Problem to solve. Check every line below for the string "text", and copy the lines that contain it.

▬▬▬

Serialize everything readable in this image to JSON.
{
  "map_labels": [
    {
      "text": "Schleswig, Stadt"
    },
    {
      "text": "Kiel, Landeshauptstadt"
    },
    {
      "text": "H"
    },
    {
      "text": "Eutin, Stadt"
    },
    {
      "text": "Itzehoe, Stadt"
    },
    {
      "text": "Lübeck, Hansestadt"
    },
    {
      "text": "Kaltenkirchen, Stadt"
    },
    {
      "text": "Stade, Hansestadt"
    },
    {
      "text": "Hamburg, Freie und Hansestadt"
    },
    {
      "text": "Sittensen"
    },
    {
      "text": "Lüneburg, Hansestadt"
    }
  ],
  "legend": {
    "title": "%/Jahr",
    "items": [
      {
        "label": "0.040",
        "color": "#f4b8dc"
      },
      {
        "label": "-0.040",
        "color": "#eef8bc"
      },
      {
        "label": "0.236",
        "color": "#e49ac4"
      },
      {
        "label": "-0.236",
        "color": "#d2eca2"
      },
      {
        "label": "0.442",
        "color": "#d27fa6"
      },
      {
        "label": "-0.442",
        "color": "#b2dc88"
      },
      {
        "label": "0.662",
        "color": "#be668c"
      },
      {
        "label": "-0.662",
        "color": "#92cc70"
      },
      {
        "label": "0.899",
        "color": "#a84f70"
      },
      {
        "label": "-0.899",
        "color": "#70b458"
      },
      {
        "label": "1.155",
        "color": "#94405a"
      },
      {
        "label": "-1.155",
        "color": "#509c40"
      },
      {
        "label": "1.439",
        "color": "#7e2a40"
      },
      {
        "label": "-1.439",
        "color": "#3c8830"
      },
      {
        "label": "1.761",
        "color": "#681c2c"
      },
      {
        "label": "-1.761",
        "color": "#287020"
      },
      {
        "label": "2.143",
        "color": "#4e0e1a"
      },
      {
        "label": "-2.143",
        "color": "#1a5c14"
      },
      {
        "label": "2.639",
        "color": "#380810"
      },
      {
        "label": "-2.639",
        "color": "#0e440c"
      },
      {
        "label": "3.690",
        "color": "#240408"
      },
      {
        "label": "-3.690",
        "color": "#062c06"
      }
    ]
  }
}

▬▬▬

Result of this task.
      "text": "Schleswig, Stadt"
      "text": "Kiel, Landeshauptstadt"
      "text": "H"
      "text": "Eutin, Stadt"
      "text": "Itzehoe, Stadt"
      "text": "Lübeck, Hansestadt"
      "text": "Kaltenkirchen, Stadt"
      "text": "Stade, Hansestadt"
      "text": "Hamburg, Freie und Hansestadt"
      "text": "Sittensen"
      "text": "Lüneburg, Hansestadt"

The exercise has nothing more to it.